:: Input data ::
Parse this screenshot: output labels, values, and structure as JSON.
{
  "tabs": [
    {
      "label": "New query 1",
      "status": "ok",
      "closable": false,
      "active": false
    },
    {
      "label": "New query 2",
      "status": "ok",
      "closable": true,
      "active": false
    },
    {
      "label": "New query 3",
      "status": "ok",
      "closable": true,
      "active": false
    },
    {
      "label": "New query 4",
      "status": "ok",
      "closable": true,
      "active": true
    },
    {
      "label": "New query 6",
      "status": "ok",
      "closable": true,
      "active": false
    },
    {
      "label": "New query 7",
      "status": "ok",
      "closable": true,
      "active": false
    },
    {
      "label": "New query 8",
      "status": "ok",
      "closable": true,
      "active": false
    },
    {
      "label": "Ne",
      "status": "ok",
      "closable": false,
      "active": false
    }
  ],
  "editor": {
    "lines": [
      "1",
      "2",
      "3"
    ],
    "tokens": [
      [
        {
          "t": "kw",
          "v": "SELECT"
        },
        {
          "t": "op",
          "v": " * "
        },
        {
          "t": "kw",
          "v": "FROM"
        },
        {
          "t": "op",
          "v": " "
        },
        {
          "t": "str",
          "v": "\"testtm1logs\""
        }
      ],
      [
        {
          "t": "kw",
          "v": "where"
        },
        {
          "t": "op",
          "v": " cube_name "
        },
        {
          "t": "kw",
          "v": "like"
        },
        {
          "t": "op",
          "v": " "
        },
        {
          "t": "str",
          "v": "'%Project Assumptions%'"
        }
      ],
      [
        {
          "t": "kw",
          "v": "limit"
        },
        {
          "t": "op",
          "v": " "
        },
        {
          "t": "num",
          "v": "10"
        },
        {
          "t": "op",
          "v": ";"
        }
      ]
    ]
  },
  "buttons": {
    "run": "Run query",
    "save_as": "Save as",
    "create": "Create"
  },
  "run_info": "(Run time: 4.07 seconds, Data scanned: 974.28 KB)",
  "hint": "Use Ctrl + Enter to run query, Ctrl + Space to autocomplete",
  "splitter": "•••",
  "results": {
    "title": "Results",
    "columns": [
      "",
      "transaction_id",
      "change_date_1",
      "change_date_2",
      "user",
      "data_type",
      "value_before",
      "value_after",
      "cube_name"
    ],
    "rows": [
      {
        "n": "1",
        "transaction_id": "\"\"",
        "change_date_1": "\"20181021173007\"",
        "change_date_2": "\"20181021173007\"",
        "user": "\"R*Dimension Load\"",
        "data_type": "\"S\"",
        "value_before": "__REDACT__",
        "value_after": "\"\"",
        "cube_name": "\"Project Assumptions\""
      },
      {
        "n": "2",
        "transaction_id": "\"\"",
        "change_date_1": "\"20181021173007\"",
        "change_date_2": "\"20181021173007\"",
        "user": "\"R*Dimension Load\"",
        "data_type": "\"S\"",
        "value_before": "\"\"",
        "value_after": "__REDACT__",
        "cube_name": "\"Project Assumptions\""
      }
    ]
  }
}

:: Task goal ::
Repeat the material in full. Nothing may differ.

:: Result below ::
Parse this screenshot: output labels, values, and structure as JSON.
{
  "tabs": [
    {
      "label": "New query 1",
      "status": "ok",
      "closable": false,
      "active": false
    },
    {
      "label": "New query 2",
      "status": "ok",
      "closable": true,
      "active": false
    },
    {
      "label": "New query 3",
      "status": "ok",
      "closable": true,
      "active": false
    },
    {
      "label": "New query 4",
      "status": "ok",
      "closable": true,
      "active": true
    },
    {
      "label": "New query 6",
      "status": "ok",
      "closable": true,
      "active": false
    },
    {
      "label": "New query 7",
      "status": "ok",
      "closable": true,
      "active": false
    },
    {
      "label": "New query 8",
      "status": "ok",
      "closable": true,
      "active": false
    },
    {
      "label": "Ne",
      "status": "ok",
      "closable": false,
      "active": false
    }
  ],
  "editor": {
    "lines": [
      "1",
      "2",
      "3"
    ],
    "tokens": [
      [
        {
          "t": "kw",
          "v": "SELECT"
        },
        {
          "t": "op",
          "v": " * "
        },
        {
          "t": "kw",
          "v": "FROM"
        },
        {
          "t": "op",
          "v": " "
        },
        {
          "t": "str",
          "v": "\"testtm1logs\""
        }
      ],
      [
        {
          "t": "kw",
          "v": "where"
        },
        {
          "t": "op",
          "v": " cube_name "
        },
        {
          "t": "kw",
          "v": "like"
        },
        {
          "t": "op",
          "v": " "
        },
        {
          "t": "str",
          "v": "'%Project Assumptions%'"
        }
      ],
      [
        {
          "t": "kw",
          "v": "limit"
        },
        {
          "t": "op",
          "v": " "
        },
        {
          "t": "num",
          "v": "10"
        },
        {
          "t": "op",
          "v": ";"
        }
      ]
    ]
  },
  "buttons": {
    "run": "Run query",
    "save_as": "Save as",
    "create": "Create"
  },
  "run_info": "(Run time: 4.07 seconds, Data scanned: 974.28 KB)",
  "hint": "Use Ctrl + Enter to run query, Ctrl + Space to autocomplete",
  "splitter": "•••",
  "results": {
    "title": "Results",
    "columns": [
      "",
      "transaction_id",
      "change_date_1",
      "change_date_2",
      "user",
      "data_type",
      "value_before",
      "value_after",
      "cube_name"
    ],
    "rows": [
      {
        "n": "1",
        "transaction_id": "\"\"",
        "change_date_1": "\"20181021173007\"",
        "change_date_2": "\"20181021173007\"",
        "user": "\"R*Dimension Load\"",
        "data_type": "\"S\"",
        "value_before": "__REDACT__",
        "value_after": "\"\"",
        "cube_name": "\"Project Assumptions\""
      },
      {
        "n": "2",
        "transaction_id": "\"\"",
        "change_date_1": "\"20181021173007\"",
        "change_date_2": "\"20181021173007\"",
        "user": "\"R*Dimension Load\"",
        "data_type": "\"S\"",
        "value_before": "\"\"",
        "value_after": "__REDACT__",
        "cube_name": "\"Project Assumptions\""
      }
    ]
  }
}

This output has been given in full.